What you have to do: Within the records, find every line that includes the word "text" and copy it.

Data for the task:
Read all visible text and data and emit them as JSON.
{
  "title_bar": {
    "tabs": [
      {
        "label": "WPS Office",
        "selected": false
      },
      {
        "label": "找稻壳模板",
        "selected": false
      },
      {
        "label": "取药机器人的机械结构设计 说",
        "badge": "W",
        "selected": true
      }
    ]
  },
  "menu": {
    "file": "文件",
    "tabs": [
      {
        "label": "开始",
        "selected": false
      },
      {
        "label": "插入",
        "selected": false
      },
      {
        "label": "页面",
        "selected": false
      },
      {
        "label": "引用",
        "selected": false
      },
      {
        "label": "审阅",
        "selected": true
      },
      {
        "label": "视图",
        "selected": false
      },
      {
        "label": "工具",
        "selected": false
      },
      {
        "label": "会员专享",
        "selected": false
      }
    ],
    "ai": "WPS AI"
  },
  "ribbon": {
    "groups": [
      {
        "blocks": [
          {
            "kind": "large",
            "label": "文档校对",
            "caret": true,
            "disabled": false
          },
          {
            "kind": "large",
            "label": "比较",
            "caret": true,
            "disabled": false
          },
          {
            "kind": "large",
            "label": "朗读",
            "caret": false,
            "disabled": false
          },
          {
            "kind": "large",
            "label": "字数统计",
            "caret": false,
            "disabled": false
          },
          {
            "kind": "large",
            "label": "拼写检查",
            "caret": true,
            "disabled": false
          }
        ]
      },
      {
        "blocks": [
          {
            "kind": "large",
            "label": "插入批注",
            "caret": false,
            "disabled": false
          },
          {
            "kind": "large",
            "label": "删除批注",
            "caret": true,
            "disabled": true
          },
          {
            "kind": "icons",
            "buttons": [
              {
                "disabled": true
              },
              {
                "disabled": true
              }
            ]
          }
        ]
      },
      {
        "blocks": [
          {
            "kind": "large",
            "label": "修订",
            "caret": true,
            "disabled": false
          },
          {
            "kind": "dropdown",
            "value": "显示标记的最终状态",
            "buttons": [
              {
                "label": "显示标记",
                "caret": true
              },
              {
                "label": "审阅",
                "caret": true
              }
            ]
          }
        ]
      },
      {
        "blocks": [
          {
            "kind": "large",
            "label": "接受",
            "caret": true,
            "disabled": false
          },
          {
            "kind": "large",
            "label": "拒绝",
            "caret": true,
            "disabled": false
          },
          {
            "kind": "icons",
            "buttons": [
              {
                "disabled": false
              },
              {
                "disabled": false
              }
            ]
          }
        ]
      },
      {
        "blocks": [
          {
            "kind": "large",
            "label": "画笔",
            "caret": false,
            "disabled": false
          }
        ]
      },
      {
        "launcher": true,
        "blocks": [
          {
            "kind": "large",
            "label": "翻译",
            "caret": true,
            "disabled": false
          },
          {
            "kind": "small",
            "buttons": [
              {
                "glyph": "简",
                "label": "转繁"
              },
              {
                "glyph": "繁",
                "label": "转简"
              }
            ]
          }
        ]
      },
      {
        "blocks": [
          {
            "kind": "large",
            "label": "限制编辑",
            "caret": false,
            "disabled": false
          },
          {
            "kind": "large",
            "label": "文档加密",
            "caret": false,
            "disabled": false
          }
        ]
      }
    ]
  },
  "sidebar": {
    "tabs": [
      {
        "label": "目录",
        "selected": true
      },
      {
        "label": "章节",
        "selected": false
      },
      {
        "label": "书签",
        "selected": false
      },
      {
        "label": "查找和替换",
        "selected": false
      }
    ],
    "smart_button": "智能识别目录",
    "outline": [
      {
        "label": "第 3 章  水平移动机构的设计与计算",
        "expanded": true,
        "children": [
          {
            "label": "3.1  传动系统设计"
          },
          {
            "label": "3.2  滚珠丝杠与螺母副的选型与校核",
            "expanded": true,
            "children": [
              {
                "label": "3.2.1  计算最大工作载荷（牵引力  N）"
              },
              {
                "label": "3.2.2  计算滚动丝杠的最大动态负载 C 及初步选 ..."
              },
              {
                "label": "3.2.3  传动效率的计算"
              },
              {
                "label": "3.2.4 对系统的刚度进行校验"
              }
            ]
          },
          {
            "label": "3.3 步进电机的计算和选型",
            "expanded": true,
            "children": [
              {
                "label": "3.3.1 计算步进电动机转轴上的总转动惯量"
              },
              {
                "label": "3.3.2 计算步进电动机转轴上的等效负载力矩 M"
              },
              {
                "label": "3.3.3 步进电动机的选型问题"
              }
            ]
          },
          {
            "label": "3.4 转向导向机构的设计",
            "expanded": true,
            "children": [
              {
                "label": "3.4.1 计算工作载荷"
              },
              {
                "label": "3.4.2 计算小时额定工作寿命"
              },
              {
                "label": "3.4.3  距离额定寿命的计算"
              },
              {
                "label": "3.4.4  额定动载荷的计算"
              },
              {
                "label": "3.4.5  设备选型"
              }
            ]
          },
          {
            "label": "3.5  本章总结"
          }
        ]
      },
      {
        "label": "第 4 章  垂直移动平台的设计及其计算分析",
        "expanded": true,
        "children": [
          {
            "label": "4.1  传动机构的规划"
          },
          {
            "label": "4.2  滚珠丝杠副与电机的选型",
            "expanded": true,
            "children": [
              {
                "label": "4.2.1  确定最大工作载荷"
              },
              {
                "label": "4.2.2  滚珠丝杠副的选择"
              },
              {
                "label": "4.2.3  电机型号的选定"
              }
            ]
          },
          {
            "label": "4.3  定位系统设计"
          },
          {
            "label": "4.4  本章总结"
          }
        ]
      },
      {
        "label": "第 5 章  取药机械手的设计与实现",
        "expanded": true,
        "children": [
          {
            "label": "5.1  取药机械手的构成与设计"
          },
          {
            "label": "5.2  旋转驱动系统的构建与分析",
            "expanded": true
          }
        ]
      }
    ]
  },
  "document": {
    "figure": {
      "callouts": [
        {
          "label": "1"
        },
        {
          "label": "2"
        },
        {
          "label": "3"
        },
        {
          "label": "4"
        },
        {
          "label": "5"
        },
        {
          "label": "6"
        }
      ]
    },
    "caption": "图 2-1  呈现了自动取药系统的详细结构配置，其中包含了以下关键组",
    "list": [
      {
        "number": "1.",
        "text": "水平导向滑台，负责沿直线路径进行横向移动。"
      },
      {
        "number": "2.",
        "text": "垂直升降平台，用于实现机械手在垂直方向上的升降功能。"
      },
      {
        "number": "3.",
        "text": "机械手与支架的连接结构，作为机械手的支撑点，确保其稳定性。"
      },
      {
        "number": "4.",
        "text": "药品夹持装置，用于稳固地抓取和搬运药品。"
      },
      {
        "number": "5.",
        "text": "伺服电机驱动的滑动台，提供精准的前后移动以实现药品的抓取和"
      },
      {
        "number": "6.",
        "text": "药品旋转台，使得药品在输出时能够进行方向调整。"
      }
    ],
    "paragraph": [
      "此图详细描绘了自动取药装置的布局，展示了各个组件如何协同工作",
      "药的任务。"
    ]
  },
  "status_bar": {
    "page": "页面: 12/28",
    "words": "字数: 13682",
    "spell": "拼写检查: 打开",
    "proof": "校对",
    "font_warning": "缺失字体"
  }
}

Solution for this exercise:
Read all visible text and data and emit them as JSON.
        "text": "水平导向滑台，负责沿直线路径进行横向移动。"
        "text": "垂直升降平台，用于实现机械手在垂直方向上的升降功能。"
        "text": "机械手与支架的连接结构，作为机械手的支撑点，确保其稳定性。"
        "text": "药品夹持装置，用于稳固地抓取和搬运药品。"
        "text": "伺服电机驱动的滑动台，提供精准的前后移动以实现药品的抓取和"
        "text": "药品旋转台，使得药品在输出时能够进行方向调整。"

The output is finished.